Martin argues that he was denied his Sixth Amendment right to the Assistance of Counsel when the Kansas Supreme Court decided his appeal on the written briefs, without oral argument. His argument apparently is that the United States Constitution requires that his case be orally argued before the Kansas Supreme Court. We disagree.
In the state district court of Kansas, Martin, as indicated, participated as co-counsel with court-appointed counsel. On appeal to the Kansas Supreme Court, Martin was represented by the state's Chief Appellate Defender, who filed briefs on Martin's behalf. Thereafter Martin brought suit against his appellate counsel, which the latter thought was sufficient grounds for him to withdraw from the case. The Kansas Supreme Court thought so too, and permitted him to withdraw. Martin, incidentally, was allowed to file a pro se brief, though his request that he be allowed to orally argue his own case was denied. The state's attorney then moved to submit the appeal on the briefs, and the Kansas Supreme Court disposed of the case without oral argument. We find no violation of Martin's Sixth Amendment rights.

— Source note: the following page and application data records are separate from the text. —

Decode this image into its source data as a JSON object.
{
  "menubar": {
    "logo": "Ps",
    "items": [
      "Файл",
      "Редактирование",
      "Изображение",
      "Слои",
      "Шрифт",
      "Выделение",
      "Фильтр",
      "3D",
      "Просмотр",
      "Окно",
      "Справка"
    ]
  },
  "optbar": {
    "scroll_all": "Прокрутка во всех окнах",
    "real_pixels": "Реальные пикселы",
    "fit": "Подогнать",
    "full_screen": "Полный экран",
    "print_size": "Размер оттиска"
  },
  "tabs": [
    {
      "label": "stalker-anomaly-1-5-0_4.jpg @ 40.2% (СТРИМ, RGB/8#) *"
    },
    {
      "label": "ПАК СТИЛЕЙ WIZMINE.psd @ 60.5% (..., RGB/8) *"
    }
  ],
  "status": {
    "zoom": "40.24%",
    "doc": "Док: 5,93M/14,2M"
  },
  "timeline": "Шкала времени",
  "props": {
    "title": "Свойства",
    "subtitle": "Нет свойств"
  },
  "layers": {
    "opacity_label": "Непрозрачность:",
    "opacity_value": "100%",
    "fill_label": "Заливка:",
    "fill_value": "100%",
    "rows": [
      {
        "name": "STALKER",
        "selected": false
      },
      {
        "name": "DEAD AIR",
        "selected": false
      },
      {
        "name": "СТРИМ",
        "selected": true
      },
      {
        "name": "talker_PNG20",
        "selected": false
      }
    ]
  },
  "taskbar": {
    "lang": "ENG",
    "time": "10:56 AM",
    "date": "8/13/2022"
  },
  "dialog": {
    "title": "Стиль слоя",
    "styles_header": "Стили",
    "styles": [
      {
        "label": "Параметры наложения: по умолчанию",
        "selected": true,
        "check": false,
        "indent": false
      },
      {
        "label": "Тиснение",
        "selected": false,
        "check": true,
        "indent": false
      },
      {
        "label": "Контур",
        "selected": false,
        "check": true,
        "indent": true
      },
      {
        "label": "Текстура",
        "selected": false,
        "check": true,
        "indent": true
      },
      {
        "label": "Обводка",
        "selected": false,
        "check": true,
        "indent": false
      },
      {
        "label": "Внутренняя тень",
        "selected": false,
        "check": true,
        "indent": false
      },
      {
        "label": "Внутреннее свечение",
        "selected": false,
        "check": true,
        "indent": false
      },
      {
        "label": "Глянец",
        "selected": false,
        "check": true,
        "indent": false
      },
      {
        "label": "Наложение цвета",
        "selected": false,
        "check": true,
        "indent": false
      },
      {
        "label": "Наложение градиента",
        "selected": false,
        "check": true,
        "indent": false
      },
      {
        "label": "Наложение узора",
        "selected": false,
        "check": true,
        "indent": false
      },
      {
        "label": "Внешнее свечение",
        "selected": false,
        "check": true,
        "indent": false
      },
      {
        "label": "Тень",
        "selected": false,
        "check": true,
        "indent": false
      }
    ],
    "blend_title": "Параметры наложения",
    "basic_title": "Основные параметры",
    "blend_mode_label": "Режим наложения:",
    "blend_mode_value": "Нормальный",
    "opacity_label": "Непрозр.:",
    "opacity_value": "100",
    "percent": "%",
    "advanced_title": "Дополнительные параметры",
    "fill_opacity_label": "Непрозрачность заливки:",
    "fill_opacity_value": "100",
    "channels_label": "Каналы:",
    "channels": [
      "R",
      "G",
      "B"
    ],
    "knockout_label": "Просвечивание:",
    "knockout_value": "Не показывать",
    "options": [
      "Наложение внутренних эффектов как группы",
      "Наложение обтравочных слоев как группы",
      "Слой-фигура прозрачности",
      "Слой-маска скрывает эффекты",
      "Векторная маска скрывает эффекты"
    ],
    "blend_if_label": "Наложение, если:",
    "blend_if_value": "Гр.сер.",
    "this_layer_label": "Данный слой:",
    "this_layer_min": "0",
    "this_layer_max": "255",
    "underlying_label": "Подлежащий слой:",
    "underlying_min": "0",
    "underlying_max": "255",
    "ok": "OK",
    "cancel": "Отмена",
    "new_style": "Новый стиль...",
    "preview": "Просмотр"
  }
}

In this court, Martin was also permitted to file a pro se brief, which, in the main, was an attack on the partiality of the federal district judge who denied his habeas corpus petition. The record does not support such charges. Further, our resolution of the issues raised on appeal in this court has been on a de novo basis.
This order and judgment has no precedential value and shall not be cited, or used by any court within the Tenth Circuit, except for purposes of establishing the doctrines of the law of the case, res judicata, or collateral estoppel. 10th Cir.R. 36.3
Brenda Adams did testify as a government witness at Martin's trial. Rosie Patrick was not called as a witness
Brenda Adams gave a statement to Detective Allen on November 1, 1985, in which she did not incriminate Martin, or anyone else. In a second statement to Detective Allen on November 4, 1985, she did implicate Martin and Moore
"Black Jesus" presumably was Frederick Martin
Edward Adams' body was found on October 30, 1985, in a vacant, weed-covered lot in Kansas City, Kansas, his legs and hands still tied with a telephone cord and with a gag in his mouth. An autopsy revealed that he had been shot once in the chest and once in the back of the neck
James Moore was charged along with Martin for the felony murder of Edward Adams. In a separate trial he was acquitted
Martin testified in his own behalf at his trial. His testimony was that he did not know where he was or exactly what he was doing on October 11, 1985, but that he had nothing to do with the kidnapping or murder of Edward Adams
In sentencing, the state district court deemed Martin to be a "habitual criminal" under Kansas statute, based on his two convictions for first degree robbery in Missouri
In Jones v. Thomas, supra, the Supreme Court stated that the Double Jeopardy Clause protects a criminal defendant against a second prosecution for the same offense after acquittal, against a second prosecution for the same offense after conviction, and against " 'multiple punishments for the same offense' imposed on a single proceeding." Id. at 381. In our case, we clearly have two offenses